  • Kenyon, John, 2010, The Medieval Castles of Wales (University of Wales Press) p. 107
  • Morgan, Gerald, 2008, Castles in Wales: A Handbook (Talybont: Y Lolfa Cyf.) p. 242 (listed)
  • Prior, Stuart, 2006, A Few Well-Positioned Castles: The Norman Art of War (Tempus) p. 110-164
  • Phillips, Neil, 2006, Earthwork Castles of Gwent and Ergyng AD 1050-1250 (British Archaeological Reports) p. 138-9
  • Pettifer, Adrian, 2000, Welsh Castles, A Guide by Counties (Boydell Press) p. 123
  • Brewer, Richard J., 1993, Caerwent Roman Town (CADW) p. 42
  • Salter, Mike, 1991, The Castles of Gwent, Glamorgan and Gower (Malvern) p. 74 (slight)
  • King, D.J.C., 1983, Castellarium Anglicanum (London: Kraus) Vol. 1 p. 281
  • Fry, P.S., 1980, Castles of the British Isles (David and Charles) p. 333
  • Renn, D.F., 1973 (2 edn.), Norman Castles of Britain (London: John Baker) p. 127

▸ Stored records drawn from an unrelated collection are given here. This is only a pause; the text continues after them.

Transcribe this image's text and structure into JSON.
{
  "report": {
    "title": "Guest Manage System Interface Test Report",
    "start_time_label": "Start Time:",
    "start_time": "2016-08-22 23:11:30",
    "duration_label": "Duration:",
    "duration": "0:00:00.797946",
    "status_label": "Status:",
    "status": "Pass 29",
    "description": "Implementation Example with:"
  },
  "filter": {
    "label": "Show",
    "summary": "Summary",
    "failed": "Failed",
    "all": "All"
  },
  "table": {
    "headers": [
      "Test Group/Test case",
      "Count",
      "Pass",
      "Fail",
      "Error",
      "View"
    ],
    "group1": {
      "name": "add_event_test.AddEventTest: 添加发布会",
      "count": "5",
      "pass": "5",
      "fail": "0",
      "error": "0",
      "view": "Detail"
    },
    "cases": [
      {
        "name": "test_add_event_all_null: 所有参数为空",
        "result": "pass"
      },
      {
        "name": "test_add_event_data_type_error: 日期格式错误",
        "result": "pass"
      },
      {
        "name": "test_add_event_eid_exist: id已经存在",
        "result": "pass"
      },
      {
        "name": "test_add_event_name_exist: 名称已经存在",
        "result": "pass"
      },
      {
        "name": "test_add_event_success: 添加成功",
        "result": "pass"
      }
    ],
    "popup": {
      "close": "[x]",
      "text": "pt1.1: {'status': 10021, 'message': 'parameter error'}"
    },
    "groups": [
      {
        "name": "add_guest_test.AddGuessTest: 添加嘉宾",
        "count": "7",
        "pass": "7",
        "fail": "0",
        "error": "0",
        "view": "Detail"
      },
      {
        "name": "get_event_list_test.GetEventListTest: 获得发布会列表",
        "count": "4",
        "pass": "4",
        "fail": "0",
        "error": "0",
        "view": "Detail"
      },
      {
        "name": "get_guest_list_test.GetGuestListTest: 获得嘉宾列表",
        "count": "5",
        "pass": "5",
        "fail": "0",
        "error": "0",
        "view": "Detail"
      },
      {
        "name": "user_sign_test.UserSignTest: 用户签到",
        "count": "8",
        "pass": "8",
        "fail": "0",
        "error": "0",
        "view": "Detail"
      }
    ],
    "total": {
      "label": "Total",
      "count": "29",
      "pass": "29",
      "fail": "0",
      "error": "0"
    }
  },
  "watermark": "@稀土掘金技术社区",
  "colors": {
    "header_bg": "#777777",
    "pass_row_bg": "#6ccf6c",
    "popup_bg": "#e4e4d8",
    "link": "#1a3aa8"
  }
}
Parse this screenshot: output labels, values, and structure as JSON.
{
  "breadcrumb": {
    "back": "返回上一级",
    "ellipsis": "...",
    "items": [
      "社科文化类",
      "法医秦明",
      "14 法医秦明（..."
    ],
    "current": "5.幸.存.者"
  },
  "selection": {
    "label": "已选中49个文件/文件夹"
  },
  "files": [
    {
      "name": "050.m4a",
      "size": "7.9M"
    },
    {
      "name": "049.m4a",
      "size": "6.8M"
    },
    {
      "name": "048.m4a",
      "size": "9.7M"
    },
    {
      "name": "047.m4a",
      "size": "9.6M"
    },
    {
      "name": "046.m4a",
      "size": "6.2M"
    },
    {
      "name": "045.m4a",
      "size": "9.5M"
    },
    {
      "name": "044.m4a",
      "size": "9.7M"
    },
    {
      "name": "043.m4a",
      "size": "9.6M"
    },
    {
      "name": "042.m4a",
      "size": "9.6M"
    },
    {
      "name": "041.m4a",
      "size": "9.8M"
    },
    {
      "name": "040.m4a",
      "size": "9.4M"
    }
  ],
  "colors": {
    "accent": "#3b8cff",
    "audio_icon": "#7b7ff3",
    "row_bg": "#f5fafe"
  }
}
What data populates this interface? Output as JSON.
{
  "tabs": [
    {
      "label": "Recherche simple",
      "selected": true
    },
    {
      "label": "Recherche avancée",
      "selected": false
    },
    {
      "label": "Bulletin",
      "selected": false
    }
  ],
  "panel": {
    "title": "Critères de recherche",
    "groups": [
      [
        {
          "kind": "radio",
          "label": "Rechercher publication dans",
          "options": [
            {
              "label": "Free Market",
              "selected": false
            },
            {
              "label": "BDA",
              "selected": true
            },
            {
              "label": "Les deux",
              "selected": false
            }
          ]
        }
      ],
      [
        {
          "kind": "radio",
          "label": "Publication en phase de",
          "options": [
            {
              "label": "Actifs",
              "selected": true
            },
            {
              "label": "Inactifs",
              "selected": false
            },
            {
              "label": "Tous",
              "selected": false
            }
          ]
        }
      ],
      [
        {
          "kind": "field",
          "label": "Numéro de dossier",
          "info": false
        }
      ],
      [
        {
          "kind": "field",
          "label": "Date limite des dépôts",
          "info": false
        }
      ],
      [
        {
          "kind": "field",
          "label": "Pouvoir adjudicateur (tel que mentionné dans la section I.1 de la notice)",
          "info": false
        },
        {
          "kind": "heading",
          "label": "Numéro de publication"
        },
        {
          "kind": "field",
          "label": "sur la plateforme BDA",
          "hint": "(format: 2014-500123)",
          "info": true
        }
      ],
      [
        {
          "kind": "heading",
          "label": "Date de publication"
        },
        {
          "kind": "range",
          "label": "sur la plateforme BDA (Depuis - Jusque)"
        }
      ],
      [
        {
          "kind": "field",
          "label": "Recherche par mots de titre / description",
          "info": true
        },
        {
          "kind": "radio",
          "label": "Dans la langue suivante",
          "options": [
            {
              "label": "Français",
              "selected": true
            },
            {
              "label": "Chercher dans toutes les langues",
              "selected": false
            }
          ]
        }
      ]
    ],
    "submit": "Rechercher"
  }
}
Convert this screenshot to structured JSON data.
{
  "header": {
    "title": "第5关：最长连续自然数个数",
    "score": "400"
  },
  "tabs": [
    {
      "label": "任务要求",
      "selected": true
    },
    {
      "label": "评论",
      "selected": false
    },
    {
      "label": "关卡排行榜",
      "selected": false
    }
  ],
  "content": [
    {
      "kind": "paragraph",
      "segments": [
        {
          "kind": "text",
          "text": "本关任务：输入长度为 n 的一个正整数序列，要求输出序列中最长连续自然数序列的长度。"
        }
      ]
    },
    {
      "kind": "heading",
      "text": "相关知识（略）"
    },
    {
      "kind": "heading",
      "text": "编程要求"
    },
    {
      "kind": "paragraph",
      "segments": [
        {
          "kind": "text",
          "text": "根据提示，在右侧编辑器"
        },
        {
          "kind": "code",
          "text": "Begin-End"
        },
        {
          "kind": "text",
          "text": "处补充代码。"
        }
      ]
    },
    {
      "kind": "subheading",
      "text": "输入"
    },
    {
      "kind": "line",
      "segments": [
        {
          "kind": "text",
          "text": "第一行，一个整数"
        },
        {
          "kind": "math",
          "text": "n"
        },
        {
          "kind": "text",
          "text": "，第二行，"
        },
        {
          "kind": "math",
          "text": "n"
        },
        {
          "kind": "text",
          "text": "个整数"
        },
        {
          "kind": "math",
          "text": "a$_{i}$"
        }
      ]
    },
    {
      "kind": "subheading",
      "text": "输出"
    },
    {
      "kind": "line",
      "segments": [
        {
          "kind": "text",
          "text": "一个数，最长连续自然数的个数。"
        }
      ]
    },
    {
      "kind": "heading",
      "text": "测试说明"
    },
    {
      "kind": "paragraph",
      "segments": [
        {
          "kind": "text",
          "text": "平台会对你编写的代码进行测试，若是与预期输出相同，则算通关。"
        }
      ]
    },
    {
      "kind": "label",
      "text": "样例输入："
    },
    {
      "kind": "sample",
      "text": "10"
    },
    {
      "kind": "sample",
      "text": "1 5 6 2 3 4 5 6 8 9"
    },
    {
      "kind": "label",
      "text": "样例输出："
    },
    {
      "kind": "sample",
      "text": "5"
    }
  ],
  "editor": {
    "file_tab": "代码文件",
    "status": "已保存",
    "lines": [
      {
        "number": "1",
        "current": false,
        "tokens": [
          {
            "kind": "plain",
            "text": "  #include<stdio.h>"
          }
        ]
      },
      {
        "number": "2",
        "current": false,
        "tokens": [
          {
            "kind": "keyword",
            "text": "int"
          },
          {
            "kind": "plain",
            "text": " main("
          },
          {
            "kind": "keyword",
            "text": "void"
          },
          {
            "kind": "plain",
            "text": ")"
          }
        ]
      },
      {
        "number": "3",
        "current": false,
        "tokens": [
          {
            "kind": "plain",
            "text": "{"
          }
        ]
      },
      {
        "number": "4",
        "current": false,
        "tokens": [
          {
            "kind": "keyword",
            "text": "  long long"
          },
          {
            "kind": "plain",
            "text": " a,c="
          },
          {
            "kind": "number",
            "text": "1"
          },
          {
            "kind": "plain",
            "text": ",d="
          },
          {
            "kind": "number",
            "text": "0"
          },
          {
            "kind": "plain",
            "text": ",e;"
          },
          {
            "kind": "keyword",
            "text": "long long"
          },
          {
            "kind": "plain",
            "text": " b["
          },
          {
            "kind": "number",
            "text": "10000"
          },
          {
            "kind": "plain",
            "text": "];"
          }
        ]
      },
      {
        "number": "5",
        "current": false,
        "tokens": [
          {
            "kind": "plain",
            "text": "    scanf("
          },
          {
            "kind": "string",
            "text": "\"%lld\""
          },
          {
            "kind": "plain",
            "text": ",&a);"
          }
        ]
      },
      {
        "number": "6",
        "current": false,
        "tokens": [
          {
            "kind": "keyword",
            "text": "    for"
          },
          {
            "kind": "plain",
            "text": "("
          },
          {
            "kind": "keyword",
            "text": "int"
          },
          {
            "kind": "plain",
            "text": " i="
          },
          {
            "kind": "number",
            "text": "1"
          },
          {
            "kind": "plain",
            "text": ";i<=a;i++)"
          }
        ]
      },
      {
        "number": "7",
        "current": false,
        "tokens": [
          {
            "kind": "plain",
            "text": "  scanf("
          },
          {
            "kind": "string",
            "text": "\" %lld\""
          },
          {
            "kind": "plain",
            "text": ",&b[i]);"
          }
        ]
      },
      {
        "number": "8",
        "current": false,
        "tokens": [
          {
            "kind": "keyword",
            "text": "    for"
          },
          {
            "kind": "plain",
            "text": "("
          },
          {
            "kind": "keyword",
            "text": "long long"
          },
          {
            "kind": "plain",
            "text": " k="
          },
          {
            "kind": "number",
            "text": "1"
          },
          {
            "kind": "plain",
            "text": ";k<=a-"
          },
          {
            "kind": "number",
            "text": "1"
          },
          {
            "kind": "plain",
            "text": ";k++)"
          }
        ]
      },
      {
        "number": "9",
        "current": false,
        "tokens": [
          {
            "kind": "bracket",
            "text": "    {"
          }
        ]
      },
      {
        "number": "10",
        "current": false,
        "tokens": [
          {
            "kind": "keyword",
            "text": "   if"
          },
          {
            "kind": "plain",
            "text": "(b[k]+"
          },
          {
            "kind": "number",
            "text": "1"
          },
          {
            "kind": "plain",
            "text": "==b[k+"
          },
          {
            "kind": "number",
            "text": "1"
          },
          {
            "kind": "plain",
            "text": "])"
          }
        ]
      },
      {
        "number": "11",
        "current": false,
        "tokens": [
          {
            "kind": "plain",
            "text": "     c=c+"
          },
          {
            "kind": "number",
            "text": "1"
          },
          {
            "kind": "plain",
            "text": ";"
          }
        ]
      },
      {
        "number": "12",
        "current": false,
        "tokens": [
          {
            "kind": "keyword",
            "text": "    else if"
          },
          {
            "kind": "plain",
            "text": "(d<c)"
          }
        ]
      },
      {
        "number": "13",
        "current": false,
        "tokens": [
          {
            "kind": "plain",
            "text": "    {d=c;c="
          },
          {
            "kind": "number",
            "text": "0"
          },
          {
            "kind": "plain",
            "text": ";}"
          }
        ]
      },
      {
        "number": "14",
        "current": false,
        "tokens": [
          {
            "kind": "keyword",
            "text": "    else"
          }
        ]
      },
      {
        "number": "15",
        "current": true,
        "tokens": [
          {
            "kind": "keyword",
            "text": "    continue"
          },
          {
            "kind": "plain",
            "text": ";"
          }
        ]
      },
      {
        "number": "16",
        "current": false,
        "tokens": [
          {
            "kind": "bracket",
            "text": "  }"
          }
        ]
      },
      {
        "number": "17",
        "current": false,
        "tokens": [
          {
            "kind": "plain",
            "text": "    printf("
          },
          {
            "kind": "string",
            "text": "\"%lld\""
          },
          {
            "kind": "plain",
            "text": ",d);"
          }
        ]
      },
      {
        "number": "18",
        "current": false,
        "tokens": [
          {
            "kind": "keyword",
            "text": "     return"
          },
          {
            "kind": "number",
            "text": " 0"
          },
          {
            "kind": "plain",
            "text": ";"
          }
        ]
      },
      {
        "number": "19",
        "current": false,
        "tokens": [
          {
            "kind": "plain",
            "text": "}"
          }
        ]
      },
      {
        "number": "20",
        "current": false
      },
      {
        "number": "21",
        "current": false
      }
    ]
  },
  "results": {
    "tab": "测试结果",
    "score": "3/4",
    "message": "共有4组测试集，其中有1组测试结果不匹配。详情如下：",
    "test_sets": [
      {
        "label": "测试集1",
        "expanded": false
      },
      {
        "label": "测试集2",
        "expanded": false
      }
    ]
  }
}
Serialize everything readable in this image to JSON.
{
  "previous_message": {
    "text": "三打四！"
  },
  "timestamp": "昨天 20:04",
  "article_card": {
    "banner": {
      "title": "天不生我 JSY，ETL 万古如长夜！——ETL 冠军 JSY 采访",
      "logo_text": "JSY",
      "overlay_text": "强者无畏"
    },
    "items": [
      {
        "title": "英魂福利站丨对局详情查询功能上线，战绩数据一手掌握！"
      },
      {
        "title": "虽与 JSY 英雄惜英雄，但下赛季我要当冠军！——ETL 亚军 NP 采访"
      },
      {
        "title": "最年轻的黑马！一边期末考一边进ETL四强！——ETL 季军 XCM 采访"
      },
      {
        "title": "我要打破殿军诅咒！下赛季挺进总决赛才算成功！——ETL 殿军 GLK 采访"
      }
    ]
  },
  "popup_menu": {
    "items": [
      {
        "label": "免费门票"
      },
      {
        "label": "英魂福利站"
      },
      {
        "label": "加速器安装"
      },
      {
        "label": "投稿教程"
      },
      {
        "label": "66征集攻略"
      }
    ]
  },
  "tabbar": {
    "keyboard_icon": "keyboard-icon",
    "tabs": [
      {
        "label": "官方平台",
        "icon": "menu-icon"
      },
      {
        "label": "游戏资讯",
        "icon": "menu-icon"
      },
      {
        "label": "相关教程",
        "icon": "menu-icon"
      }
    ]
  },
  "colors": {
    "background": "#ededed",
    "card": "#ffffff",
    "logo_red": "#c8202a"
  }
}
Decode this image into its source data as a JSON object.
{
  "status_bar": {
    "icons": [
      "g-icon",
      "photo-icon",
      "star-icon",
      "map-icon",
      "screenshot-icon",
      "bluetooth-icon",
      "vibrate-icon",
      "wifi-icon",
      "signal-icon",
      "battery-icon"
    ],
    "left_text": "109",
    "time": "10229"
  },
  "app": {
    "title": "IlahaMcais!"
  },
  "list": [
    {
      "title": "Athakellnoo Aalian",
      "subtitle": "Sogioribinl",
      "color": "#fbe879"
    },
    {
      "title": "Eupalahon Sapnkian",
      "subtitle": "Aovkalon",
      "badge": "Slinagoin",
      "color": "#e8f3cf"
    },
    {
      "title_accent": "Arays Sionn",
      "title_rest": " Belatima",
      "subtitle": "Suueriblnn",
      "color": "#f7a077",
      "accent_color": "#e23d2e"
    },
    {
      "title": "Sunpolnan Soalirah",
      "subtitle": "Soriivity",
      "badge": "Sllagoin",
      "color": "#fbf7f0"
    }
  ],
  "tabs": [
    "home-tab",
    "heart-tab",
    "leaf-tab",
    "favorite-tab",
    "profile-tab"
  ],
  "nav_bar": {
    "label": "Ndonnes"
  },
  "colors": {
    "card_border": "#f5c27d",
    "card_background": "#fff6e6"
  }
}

  • Rees, S.E. and Anthony, M., 2006, 'Caerwent Roman town: conservation, excavation and interpretation' Monmouthshire Antiquarian Vol. 22 p. 57-72
  • Knight, Jeremy K., 1994, 'Welsh Fortifications of the first Millenium A.D.' Château Gaillard Vol. 16 p. 277-284
  • Hogg, A.H.A. and King, D.J.C., 1963, 'Early castles in Wales and the Marches: a preliminary list' Archaeologia Cambrensis Vol. 112 p. 77-124

Guide Books

  • Brewer, R.J., 2006 (3edn), Caerwent Roman town (Cardiff: CADW)

Primary Sources

  • Rees, W. (ed), 1840, Liber Landavensis p. 32, 43, 571, 584 online copy


  • Phillips, Neil, 2005, Earthwork Castles of Gwent and Ergyng AD 1050-1250 (PhD Thesis University of Sheffield) Download